I ended last week’s blog with a call for the rejection of the economics of the mainstream. Last week the Greek people voted resoundingly against the conditions of austerity imposed by creditors. Democracy spoke loudly with the ‘no’ vote in the referendum, and it was the younger generation who came in behind Prime Minister Alexis Tsipras. Yet in a rollercoaster week the Syriza government reversed its principled rejection of the measures, and proposed a draconian if pragmatic alternative. This in turn was rejected by hardliners in Europe, isolating Greece and forcing a ‘deal’ (see #Thisisacoup). Some have asked what can Africa learn from Greece?; in this blog I argue that Greece (and others) can learn a lot from African experience.
Debt is on the rise again not just in Greece, but across the world. A decline in commodity prices with a strengthening of the US dollar makes debt unsustainable…
View original post 1,317 more words
Today I was lucky enough to present at the InSPiRE conference in Perth, Western Australia. InSPiRE stands for Inter-University School Postgraduate Research Excellence. The conference is run by AWARE (Advancing Western Australian Research Education), which is a collaboration between the graduate research schools of WA’s five universities. InSPiRE runs over five days and was attended by more than 200 post-grad students from the five unis.
My talk was titled “Harnessing the power of both traditional and social media for research promotion“. In a nutshell, I discussed strategies for research promotion that include engagement with journalists, tips for interviews, using online news outlets (e.g. The Conversation) and the benefits of Twitter.
I have put together a list of resources that provide some really useful information on using different types of media for research communication. The scope is biased towards the sciences, but the information is relevant to all disciplines. The…
View original post 228 more words
The The Millennium Development Goals Report 2015 was launched in Oslo, Norway by the Secretary-General on 6 July 2015. The report provides a final assessment of global and regional progress towards the MDGs since their endorsement in 2000. It shows that significant progress has been made across all goals and that the global efforts to achieve the MDGs have saved the lives of millions and improved conditions for many more around the world. The report also acknowledges uneven progress and shortfalls in many areas, which need to be addressed in the new universal and transformative post-2015 development agenda.
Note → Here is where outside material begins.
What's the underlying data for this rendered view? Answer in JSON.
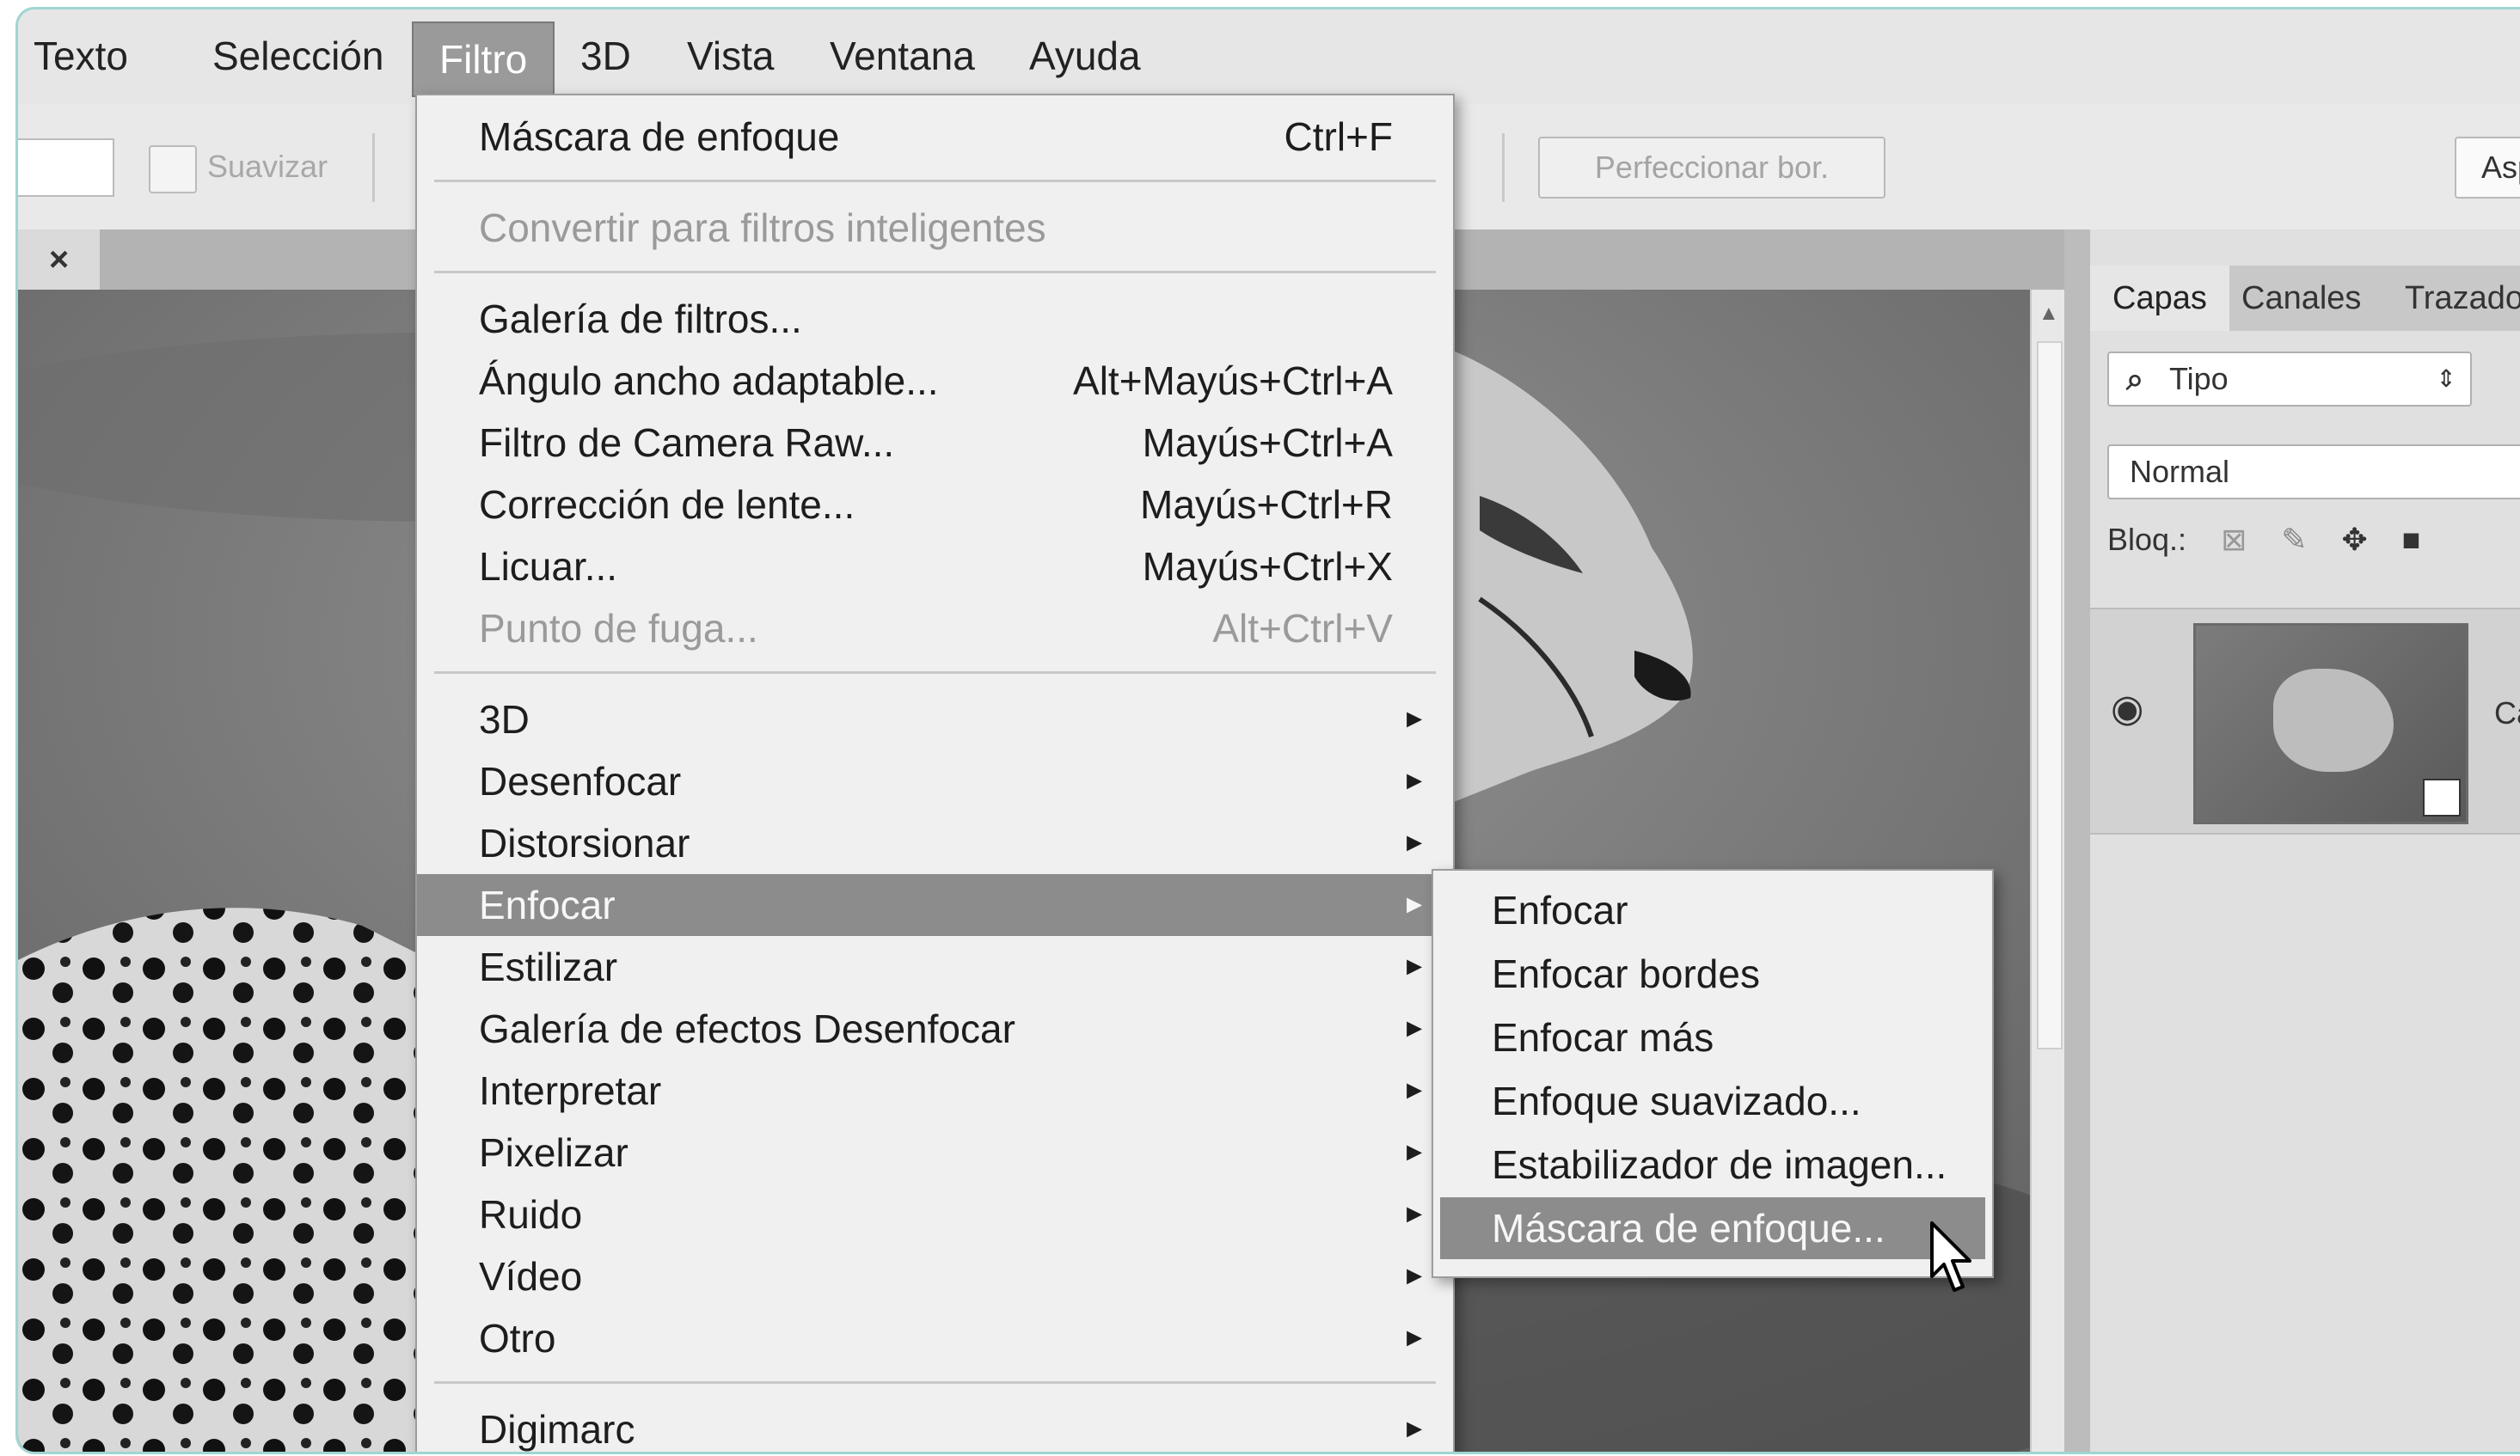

The report is based on a set of comprehensive official statistics compiled by the Inter-Agency and Expert Group on MDG indicators led by the Statistics Division of the Department of Economic and Social Affairs.
View original post 13 more words